Chop mixes are a great way to introduce new foods to birds who are fussy about what they eat. It is an easy way to offer a wide variety of foods daily, as mixes can be made in a big batch and frozen, thawing a daily amount as needed.
What goes in Chop?
There are endless lists of ingredients and combinations that can be put into a chop mix. The general idea is to have everything finely chopped, but not mash, so that birds can pick through. Initially, I would make the mix so that about 1/3 of the mix is food your bird is familiar with and enjoys eating. The mix will be moist but you don’t want it too watery. All vegetables (except onion, avocado and rhubarb) can be used and raw is fine. I usually rinse, coarsely cut and then do small batches in a food processor on low speed before mixing it all together in a bowl. As a rough guide, I would aim for 50% vegetables, 40% cooked grains/legumes and 10% dry ingredients. Chop mixes can be as simple or complicated as you want. I have included a simple recipe on the next page as well as a list of possible ingredients.
How to feed Chop
Chop mix may look very unfamiliar to your bird when first introduced so they might need some help to realize that it is in fact food. For birds with a favorite fruit or vegetable, this can be cut into coarse pieces and mixed into the mix prior to feeding. If they pick out these favourite pieces, then they will likely put their beak on and get a taste for other ingredients. Always throw out uneaten chop after 24 hours. For birds who do not eat fruit or vegetables yet, their seed mix can be mixed in with the chop. How much will depend on the bird. For really fussy birds, 3 parts seed: 1 part chop might be a starting point. Once they are familiar with the new diet, gradually reduce how much seed you are adding and increase the chop as they eat that. You will probably find they do not eat all of it initially, but with time, become more adventurous. You can also add fresh sprouts to the chop mix before feeding, a favourite for many birds.

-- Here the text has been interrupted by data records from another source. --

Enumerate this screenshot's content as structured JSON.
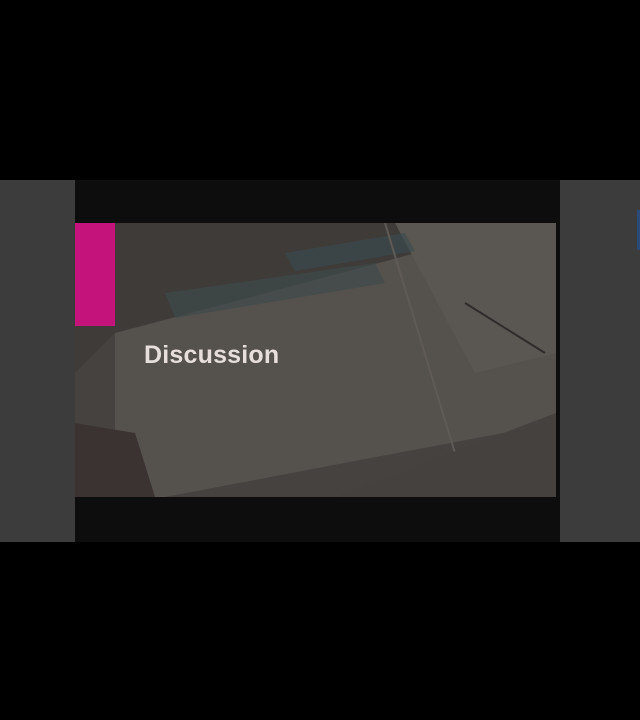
{
  "slide": {
    "title": "Discussion"
  },
  "colors": {
    "background": "#000000",
    "side_panel": "#3c3c3c",
    "slide_frame": "#0d0d0d",
    "accent": "#c4147c",
    "title_text": "#e6dfdc"
  }
}
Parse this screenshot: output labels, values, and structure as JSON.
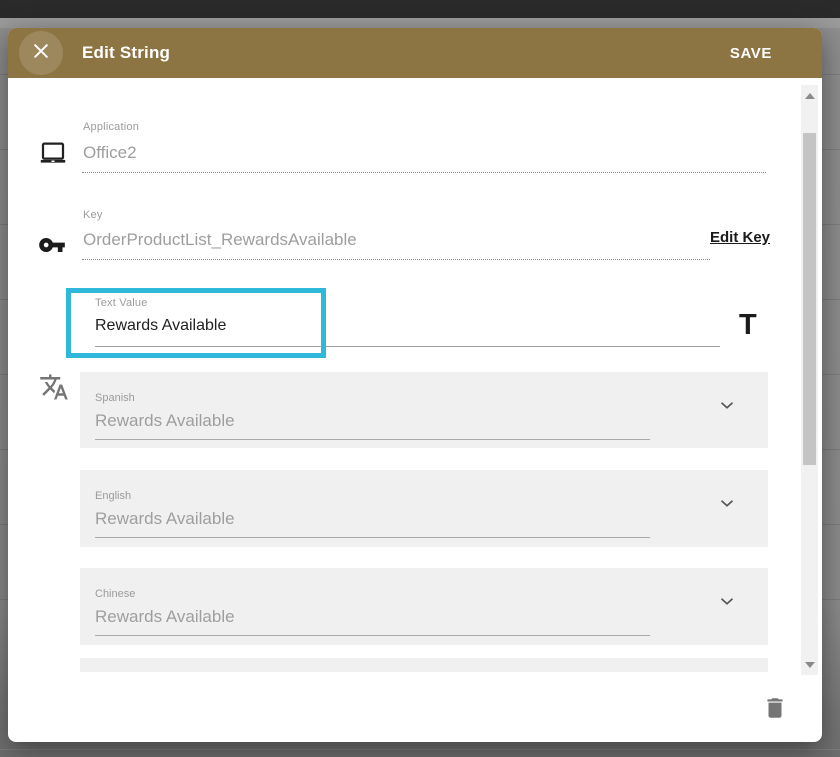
{
  "window": {
    "title": "Edit String",
    "save_label": "SAVE"
  },
  "form": {
    "application": {
      "label": "Application",
      "value": "Office2"
    },
    "key": {
      "label": "Key",
      "value": "OrderProductList_RewardsAvailable",
      "edit_link": "Edit Key"
    },
    "text_value": {
      "label": "Text Value",
      "value": "Rewards Available",
      "format_icon_glyph": "T"
    }
  },
  "translations": [
    {
      "language": "Spanish",
      "value": "Rewards Available"
    },
    {
      "language": "English",
      "value": "Rewards Available"
    },
    {
      "language": "Chinese",
      "value": "Rewards Available"
    }
  ],
  "icons": {
    "close": "close-icon",
    "application": "laptop-icon",
    "key": "key-icon",
    "translate": "translate-icon",
    "text_format": "text-format-icon",
    "expand": "chevron-down-icon",
    "delete": "trash-icon"
  },
  "colors": {
    "header_accent": "#8d7443",
    "highlight_border": "#2fb8d9",
    "field_text_gray": "#9e9e9e",
    "section_background": "#f0f0f0"
  }
}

Do not give excessive amounts where your bird can exclusively pick out favourites and not be hungry for the new foods.
Cooked grains and legumes
Quinoa, oats, barley, rye, spelt, whole grain pasta or rice, chickpeas, lentils, beans – all cooked as per label directions.

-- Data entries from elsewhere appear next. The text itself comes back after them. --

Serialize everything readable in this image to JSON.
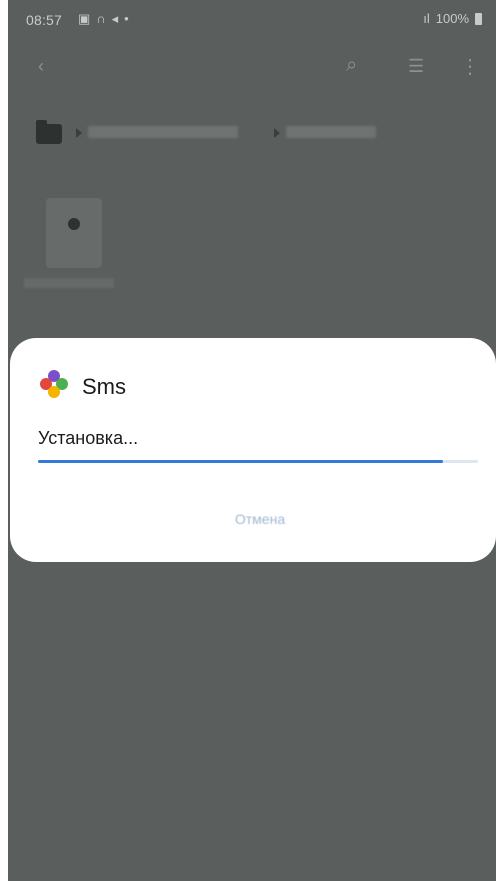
{
  "status_bar": {
    "time": "08:57",
    "left_icons": [
      "image-icon",
      "headset-icon",
      "send-icon",
      "dot-icon"
    ],
    "network": "ıl",
    "battery_percent": "100%"
  },
  "toolbar": {
    "back_icon": "back-arrow-icon",
    "search_icon": "search-icon",
    "list_icon": "list-view-icon",
    "more_icon": "more-vert-icon"
  },
  "background": {
    "path_separator": "▸"
  },
  "dialog": {
    "app_name": "Sms",
    "status": "Установка...",
    "progress": 0.92,
    "cancel_label": "Отмена"
  },
  "colors": {
    "overlay": "#5a5e5d",
    "dialog_bg": "#ffffff",
    "progress": "#3478d8",
    "progress_track": "#dfe6ee",
    "cancel_text": "#9fb7d2"
  }
}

Rolled oats, barley flakes, millet, chia seeds, flaxseeds, amaranth flakes, sesame seeds, crushed nuts (almonds, walnuts). Try to keep nuts and seeds as a low proportion of the mix.
Chopped raw vegetables
Kale, bok choy, parsley, broccoli, brussel sprouts, carrots, fennel, beetroot, pumpkin, sweet potato, capsicum, snow or sugar snap peas, parsnips, cauliflower, beans, corn, chillies, pomegranate, paw paw, tomato, passionfruit, kiwi fruit, melons.
Finely chop all ingredients or put in food processor until very finely chopped. I find that processing in small batches and with low settings are the best to avoid creating a soggy mess. Mix it all together in a mixing bowl.
1 cup dry quinoa (makes about 2 cups when cooked), 2 carrots, 1 broccoli, 1 medium beetroot, 6 chillies, ¼ cup flaked almonds, ½ cup rolled oats. Cook quinoa, chop all other ingredients and mix everything together.
Once made, refrigerate enough for 3 days. Freeze the rest in portions big enough for 1-2 days. Depending on the size of your bird, you may do this in an ice-cube tray, small Tupperware containers or freezer bags. A convenient freezer method is to scoop the mix into the cups of an egg carton, pressing firmly down. The cups can then be fed frozen in foraging toys.
Quantities to feed:
Depends on your bird, but as a rough guide.
Budgerigar: 1-2 teaspoons
Cockatiel/Conure/Ringneck: 1 – 2 tablespoons
Eclectus/Galah/Cockatoo/Amazon: 2-4 tablespoons